We study molecular mechanisms of synaptic plasticity and sensory physiology by combining neurogenetics, electrophysiology, super-resolution microscopy and optogenetics.


Functional nanoscopy of the synaptic active zone. Synapses are specialised intercellular contact sites, which serve as the communication link between neurons and their partner cells. At chemical synapses, calcium-ion influx triggers the fusion of transmitter-laden vesicles with the presynaptic membrane at a specific sub-cellular region termed the active zone. Transmitter substances released by this process then diffuse across the synaptic cleft and are sensed by postsynaptic receptors to convey signal transduction. A hallmark of synaptic transmission is its plasticity, which enables synapses to regulate complex brain processes by filtering, modifying, or integrating information.
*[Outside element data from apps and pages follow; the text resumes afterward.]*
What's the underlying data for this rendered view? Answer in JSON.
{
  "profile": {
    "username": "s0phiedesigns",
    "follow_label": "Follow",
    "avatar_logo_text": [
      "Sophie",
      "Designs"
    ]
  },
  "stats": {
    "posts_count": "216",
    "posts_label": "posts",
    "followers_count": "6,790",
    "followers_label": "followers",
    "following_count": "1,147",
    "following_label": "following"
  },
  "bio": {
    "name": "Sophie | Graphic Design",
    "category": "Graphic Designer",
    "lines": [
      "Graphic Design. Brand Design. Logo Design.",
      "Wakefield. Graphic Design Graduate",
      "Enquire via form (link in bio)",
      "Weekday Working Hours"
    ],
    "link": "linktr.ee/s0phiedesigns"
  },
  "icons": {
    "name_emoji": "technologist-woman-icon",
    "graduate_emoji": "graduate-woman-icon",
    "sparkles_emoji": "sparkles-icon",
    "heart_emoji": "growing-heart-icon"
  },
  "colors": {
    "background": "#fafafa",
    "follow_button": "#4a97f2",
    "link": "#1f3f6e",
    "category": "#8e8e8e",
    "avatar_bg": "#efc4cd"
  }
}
The details of active zone physiology and how its modulation contributes to synaptic plasticity are, however, far from understood.

By combining genetics with high resolution opto- and electrophysiological methods in Drosophila melanogaster (Ehmann et al., 2014), our research tests the hypothesis that active zone physiology is modified by activity-induced plasticity in the behaving animal (Ehmann et al., 2017). To this end, molecular dynamics are followed at single synapse resolution and neurotransmission is both evoked and measured in an intact, alive, and genetically most amenable organism.


Postsynaptic glutamate receptor dynamics. Hebbian plasticity describes an activity-dependent change in synaptic strength that is input-specific and depends on correlated pre- and postsynaptic activity. Thus, Hebbian plasticity represents a powerful synaptic learning rule that provides an attractive subcellular mechanism for models of higher brain functions.

By engaging Channelrhodopsin-2 to evoke activity at the Drosophila neuromuscular junction in vivo, we found that paired pre- and postsynaptic stimulation increases postsynaptic sensitivity by promoting synapse-specific recruitment of GluR-IIA-type glutamate receptor subunits into postsynaptic receptor fields. Conversely, GluR-IIA is rapidly removed from synapses whose activity fails to evoke substantial postsynaptic depolarization (Ljaschenko et al., 2013). Motivated by these observations, we have teamed up with Markus Sauer and Georg Nagel to combine super-resolution microscopy with optogenetics. Supported by the Collaborative Research Centre/DFG-Transregio 166 (ReceptorLight), we are testing the hypothesis that Hebbian plasticity guides synaptic maturation, whereas sparse transmitter release controls the stabilization of the molecular composition of individual synapses.


Physiological role of aGPCRs. Adhesion-type G protein-coupled receptors (aGPCRs) form a large class of seven- transmembrane spanning (7TM) receptors involved in a number of critical developmental, immunological and neuronal processes (aGPCR consortium; Figure from Scholz et al., 2016). However, despite these wide-spread functions, aGPCRs are by far the most poorly understood 7TM receptor class. Neither have the general biological and pharmacological properties of aGPCRs been clarified, nor have they been utilized yet in biomedicine.

 

In collaboration with Tobias Langenhan, and supported by a DFG-Research Group (FOR 2149), we recently discovered that Latrophilin/CIRL, a prototype member of this receptor class, shapes mechanosensation in Drosophila (Scholz et al., 2015; Scholz et al., 2017). Currently, we are interrogating the function of CIRL in nociceptors. This project tests the evolutionary conservation of basic mechanisms as well as the receptor's therapeutic potential.